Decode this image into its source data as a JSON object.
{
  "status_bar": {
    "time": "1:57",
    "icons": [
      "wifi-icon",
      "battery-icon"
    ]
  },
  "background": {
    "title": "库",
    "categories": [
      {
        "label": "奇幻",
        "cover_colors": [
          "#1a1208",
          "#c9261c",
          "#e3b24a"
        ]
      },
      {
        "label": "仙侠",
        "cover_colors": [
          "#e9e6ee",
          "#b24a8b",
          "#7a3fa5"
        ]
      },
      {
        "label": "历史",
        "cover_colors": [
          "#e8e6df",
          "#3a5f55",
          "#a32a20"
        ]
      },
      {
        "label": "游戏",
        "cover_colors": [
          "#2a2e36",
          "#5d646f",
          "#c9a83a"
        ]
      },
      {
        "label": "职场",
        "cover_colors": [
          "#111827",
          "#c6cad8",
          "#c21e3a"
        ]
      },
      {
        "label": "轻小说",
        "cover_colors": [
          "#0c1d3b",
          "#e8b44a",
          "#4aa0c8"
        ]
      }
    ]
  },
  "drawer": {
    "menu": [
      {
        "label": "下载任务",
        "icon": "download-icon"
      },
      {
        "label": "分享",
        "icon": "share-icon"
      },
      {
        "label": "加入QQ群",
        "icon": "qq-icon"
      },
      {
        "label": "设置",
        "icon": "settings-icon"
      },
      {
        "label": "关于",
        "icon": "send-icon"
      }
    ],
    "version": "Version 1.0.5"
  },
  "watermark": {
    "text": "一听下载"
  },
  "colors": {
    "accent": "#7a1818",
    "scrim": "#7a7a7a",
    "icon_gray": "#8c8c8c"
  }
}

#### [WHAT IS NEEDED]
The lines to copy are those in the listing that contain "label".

#### [COMPLETED TASK]
        "label": "奇幻",
        "label": "仙侠",
        "label": "历史",
        "label": "游戏",
        "label": "职场",
        "label": "轻小说",
        "label": "下载任务",
        "label": "分享",
        "label": "加入QQ群",
        "label": "设置",
        "label": "关于",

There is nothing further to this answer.